### Task requirements
Find all lines in the records that include the word "this", and copy them out.

━━━━━ Supplied material

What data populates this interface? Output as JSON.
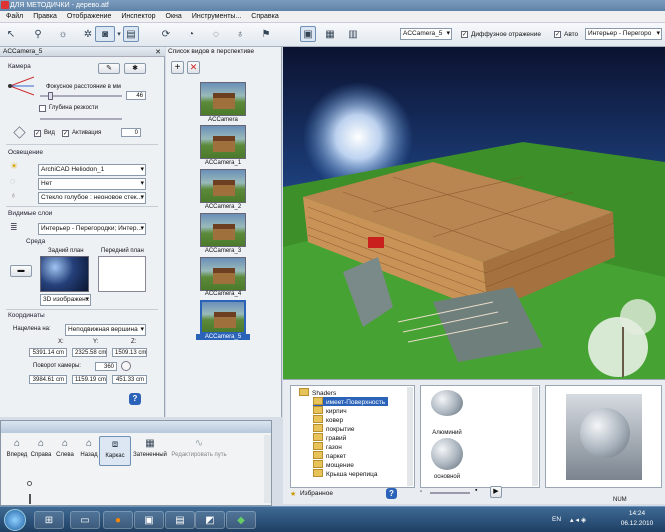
{
  "window": {
    "title": "ДЛЯ МЕТОДИЧКИ - дерево.atf"
  },
  "menu": [
    "Файл",
    "Правка",
    "Отображение",
    "Инспектор",
    "Окна",
    "Инструменты...",
    "Справка"
  ],
  "toolbar": {
    "camera_select": "ACCamera_5",
    "diffuse_checked": true,
    "diffuse_label": "Диффузное отражение",
    "auto_checked": true,
    "auto_label": "Авто",
    "style_select": "Интерьер - Перегоро"
  },
  "left_panel": {
    "header": "ACCamera_5",
    "camera": {
      "title": "Камера",
      "focal_label": "Фокусное расстояние в мм",
      "focal_value": "46",
      "dof_label": "Глубина резкости",
      "dof_checked": false,
      "view_label": "Вид",
      "view_checked": true,
      "activation_label": "Активация",
      "activation_checked": true,
      "zero_value": "0"
    },
    "lighting": {
      "title": "Освещение",
      "light_select": "ArchiCAD Heliodon_1",
      "second_select": "Нет",
      "glass_select": "Стекло голубое : неоновое стек..."
    },
    "layers": {
      "title": "Видимые слои",
      "layer_select": "Интерьер - Перегородки; Интер..."
    },
    "environment": {
      "title": "Среда",
      "background_label": "Задний план",
      "foreground_label": "Передний план",
      "image_select": "3D изображен..."
    },
    "coords": {
      "title": "Координаты",
      "aim_label": "Нацелена на:",
      "aim_select": "Неподвижная вершина",
      "x_label": "X:",
      "y_label": "Y:",
      "z_label": "Z:",
      "x1": "5391.14 cm",
      "y1": "2325.58 cm",
      "z1": "1509.13 cm",
      "rotation_label": "Поворот камеры:",
      "rotation_value": "360",
      "x2": "3984.61 cm",
      "y2": "1159.19 cm",
      "z2": "451.33 cm"
    }
  },
  "camera_list": {
    "header": "Список видов в перспективе",
    "items": [
      "ACCamera",
      "ACCamera_1",
      "ACCamera_2",
      "ACCamera_3",
      "ACCamera_4",
      "ACCamera_5"
    ],
    "selected_index": 5
  },
  "shaders": {
    "root": "Shaders",
    "items": [
      "имеет-Поверхность",
      "кирпич",
      "ковер",
      "покрытие",
      "гравий",
      "газон",
      "паркет",
      "мощение",
      "Крыша черепица"
    ],
    "selected_index": 0,
    "favorites_label": "Избранное"
  },
  "preview": {
    "labels": [
      "Алюминий",
      "основной"
    ]
  },
  "nav_window": {
    "buttons": [
      "Вперед",
      "Справа",
      "Слева",
      "Назад",
      "Каркас",
      "Затененный",
      "Редактировать путь"
    ],
    "active_index": 4
  },
  "taskbar": {
    "lang": "EN",
    "time": "14:24",
    "date": "06.12.2010",
    "num_label": "NUM"
  },
  "colors": {
    "accent": "#3f6a94",
    "sky_top": "#0b1230",
    "grass": "#3d8f2a"
  }
}
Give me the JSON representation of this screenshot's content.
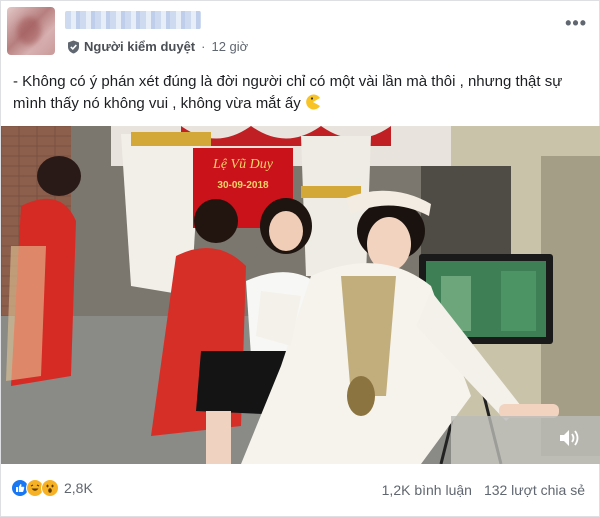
{
  "post": {
    "author_role": "Người kiểm duyệt",
    "separator": "·",
    "time": "12 giờ",
    "text": "- Không có ý phán xét đúng là đời người chỉ có một vài lần mà thôi , nhưng thật sự mình thấy nó không vui , không vừa mắt ấy"
  },
  "video": {
    "banner_name": "Lệ Vũ Duy",
    "banner_date": "30-09-2018",
    "volume_icon": "speaker-icon"
  },
  "footer": {
    "reaction_count": "2,8K",
    "comments": "1,2K bình luận",
    "shares": "132 lượt chia sẻ"
  },
  "colors": {
    "like_blue": "#1877f2",
    "haha_yellow": "#f7b125",
    "text_gray": "#606770"
  }
}
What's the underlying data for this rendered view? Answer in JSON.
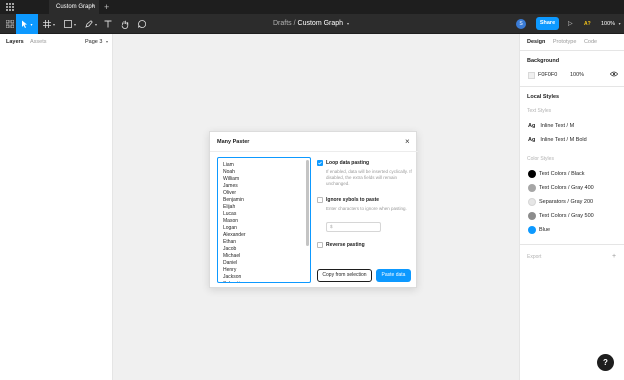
{
  "tabbar": {
    "file_tab": "Custom Graph",
    "close": "×",
    "new_tab": "+"
  },
  "toolbar": {
    "breadcrumb_project": "Drafts",
    "breadcrumb_sep": "/",
    "breadcrumb_file": "Custom Graph",
    "avatar_initial": "S",
    "share_label": "Share",
    "aa_label": "A?",
    "zoom_label": "100%"
  },
  "left_panel": {
    "tab_layers": "Layers",
    "tab_assets": "Assets",
    "page_label": "Page 3"
  },
  "right_panel": {
    "tabs": [
      "Design",
      "Prototype",
      "Code"
    ],
    "background": {
      "heading": "Background",
      "hex": "F0F0F0",
      "opacity": "100%"
    },
    "local_styles": {
      "heading": "Local Styles",
      "text_styles_label": "Text Styles",
      "text_styles": [
        {
          "ag": "Ag",
          "name": "Inline Text / M"
        },
        {
          "ag": "Ag",
          "name": "Inline Text / M Bold"
        }
      ],
      "color_styles_label": "Color Styles",
      "color_styles": [
        {
          "name": "Text Colors / Black",
          "color": "#000000"
        },
        {
          "name": "Text Colors / Gray 400",
          "color": "#a6a6a6"
        },
        {
          "name": "Separators / Gray 200",
          "color": "#e6e6e6"
        },
        {
          "name": "Text Colors / Gray 500",
          "color": "#8c8c8c"
        },
        {
          "name": "Blue",
          "color": "#0d99ff"
        }
      ]
    },
    "export_heading": "Export"
  },
  "dialog": {
    "title": "Many Paster",
    "close": "×",
    "names": [
      "Liam",
      "Noah",
      "William",
      "James",
      "Oliver",
      "Benjamin",
      "Elijah",
      "Lucas",
      "Mason",
      "Logan",
      "Alexander",
      "Ethan",
      "Jacob",
      "Michael",
      "Daniel",
      "Henry",
      "Jackson",
      "Sebastian"
    ],
    "loop": {
      "label": "Loop data pasting",
      "checked": true,
      "desc": "If enabled, data will be inserted cyclically. If disabled, the extra fields will remain unchanged."
    },
    "ignore": {
      "label": "Ignore sybols to paste",
      "checked": false,
      "desc": "Enter characters to ignore when pasting.",
      "input_value": "$"
    },
    "reverse": {
      "label": "Reverse pasting",
      "checked": false
    },
    "copy_button": "Copy from selection",
    "paste_button": "Paste data"
  },
  "help_label": "?"
}
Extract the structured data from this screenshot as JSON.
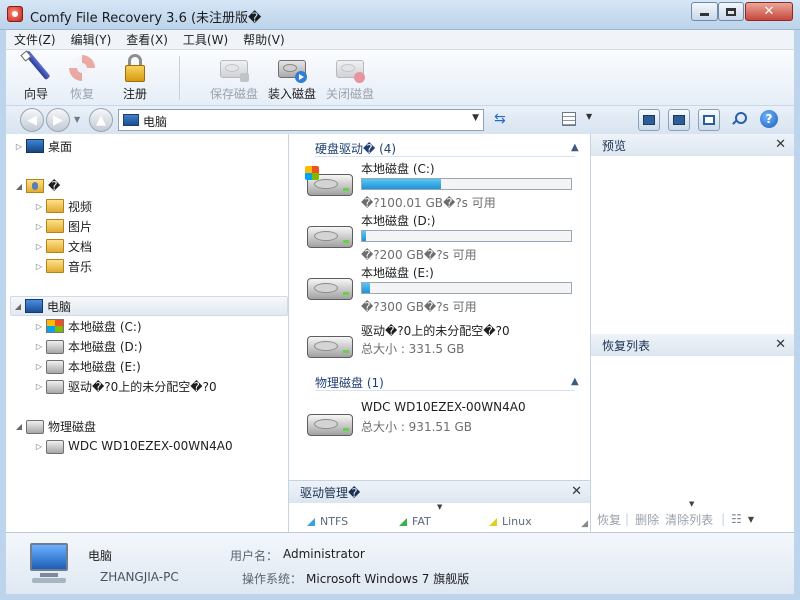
{
  "window": {
    "title": "Comfy File Recovery 3.6 (未注册版�"
  },
  "menu": [
    "文件(Z)",
    "编辑(Y)",
    "查看(X)",
    "工具(W)",
    "帮助(V)"
  ],
  "toolbar": {
    "wizard": "向导",
    "recover": "恢复",
    "register": "注册",
    "save_disk": "保存磁盘",
    "load_disk": "装入磁盘",
    "close_disk": "关闭磁盘"
  },
  "address": {
    "text": "电脑"
  },
  "tree": {
    "desktop": "桌面",
    "user": "�",
    "videos": "视频",
    "pictures": "图片",
    "documents": "文档",
    "music": "音乐",
    "computer": "电脑",
    "drive_c": "本地磁盘 (C:)",
    "drive_d": "本地磁盘 (D:)",
    "drive_e": "本地磁盘 (E:)",
    "unallocated": "驱动�?0上的未分配空�?0",
    "physical": "物理磁盘",
    "wdc": "WDC WD10EZEX-00WN4A0"
  },
  "center": {
    "hdd_group": "硬盘驱动� (4)",
    "phys_group": "物理磁盘 (1)",
    "drives": [
      {
        "name": "本地磁盘 (C:)",
        "free": "�?100.01 GB�?s 可用",
        "fill": 0.38
      },
      {
        "name": "本地磁盘 (D:)",
        "free": "�?200 GB�?s 可用",
        "fill": 0.02
      },
      {
        "name": "本地磁盘 (E:)",
        "free": "�?300 GB�?s 可用",
        "fill": 0.04
      }
    ],
    "unalloc": {
      "name": "驱动�?0上的未分配空�?0",
      "size": "总大小 : 331.5 GB"
    },
    "physical": {
      "name": "WDC WD10EZEX-00WN4A0",
      "size": "总大小 : 931.51 GB"
    }
  },
  "drive_manager": {
    "title": "驱动管理�",
    "legend": [
      {
        "label": "NTFS",
        "color": "#3aa0e0"
      },
      {
        "label": "FAT",
        "color": "#3ab04a"
      },
      {
        "label": "Linux",
        "color": "#e0d020"
      }
    ]
  },
  "preview": {
    "title": "预览"
  },
  "recovery_list": {
    "title": "恢复列表",
    "recover": "恢复",
    "delete": "删除",
    "clear": "清除列表"
  },
  "status": {
    "computer": "电脑",
    "host": "ZHANGJIA-PC",
    "user_label": "用户名：",
    "user": "Administrator",
    "os_label": "操作系统：",
    "os": "Microsoft Windows 7 旗舰版"
  }
}
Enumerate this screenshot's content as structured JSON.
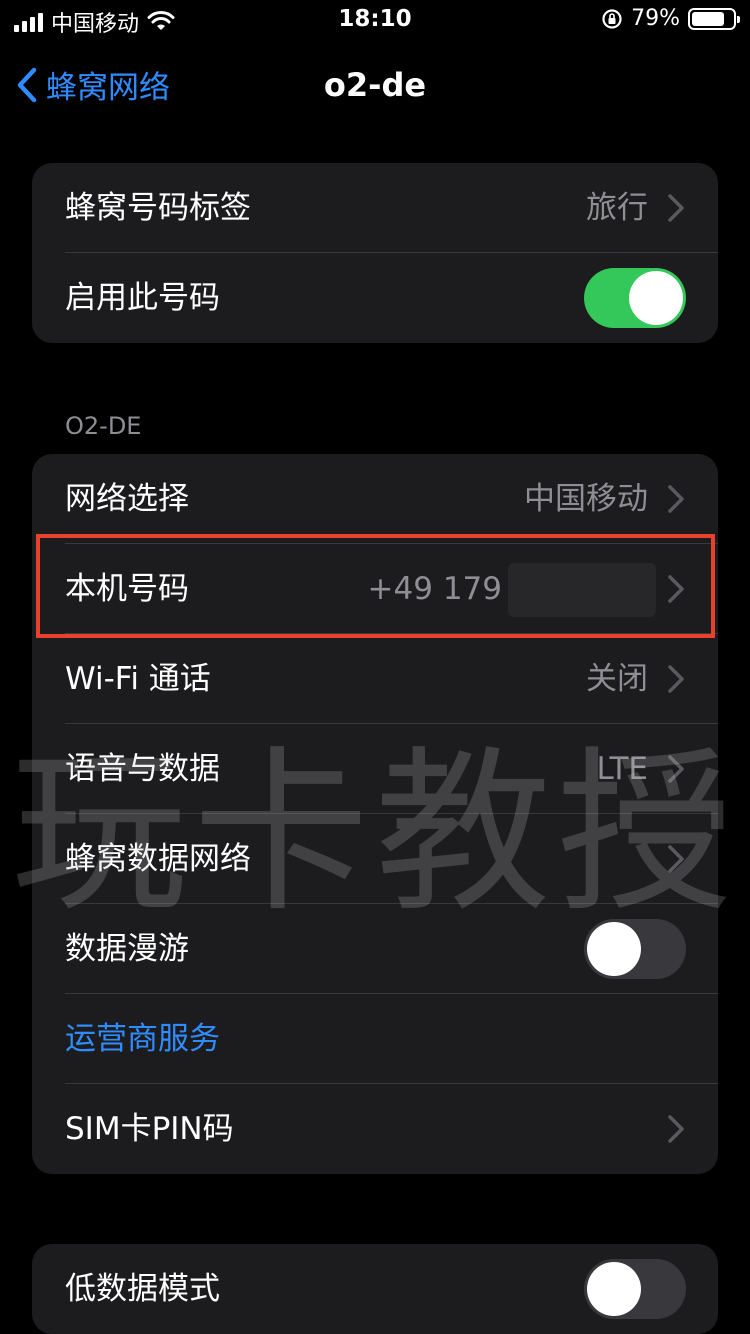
{
  "status_bar": {
    "carrier": "中国移动",
    "time": "18:10",
    "battery_percent": "79%",
    "battery_level": 0.79
  },
  "nav": {
    "back_label": "蜂窝网络",
    "title": "o2-de"
  },
  "group1": {
    "rows": [
      {
        "label": "蜂窝号码标签",
        "value": "旅行"
      },
      {
        "label": "启用此号码",
        "toggle_on": true
      }
    ]
  },
  "section_header": "O2-DE",
  "group2": {
    "rows": [
      {
        "label": "网络选择",
        "value": "中国移动"
      },
      {
        "label": "本机号码",
        "value": "+49 179"
      },
      {
        "label": "Wi-Fi 通话",
        "value": "关闭"
      },
      {
        "label": "语音与数据",
        "value": "LTE"
      },
      {
        "label": "蜂窝数据网络"
      },
      {
        "label": "数据漫游",
        "toggle_on": false
      },
      {
        "label": "运营商服务"
      },
      {
        "label": "SIM卡PIN码"
      }
    ]
  },
  "group3": {
    "rows": [
      {
        "label": "低数据模式",
        "toggle_on": false
      }
    ]
  },
  "watermark": "玩卡教授",
  "colors": {
    "accent": "#2f8cff",
    "toggle_on": "#34c759",
    "highlight": "#e8412c",
    "cell_bg": "#1c1c1e",
    "page_bg": "#000000"
  }
}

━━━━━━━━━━

### Expected answer
What data populates this interface? Output as JSON.
Give me the JSON representation of this screenshot's content.
What's the underlying data for this rendered view? Answer in JSON.
Extract the structured data from this screenshot as JSON.
Enumerate this screenshot's content as structured JSON.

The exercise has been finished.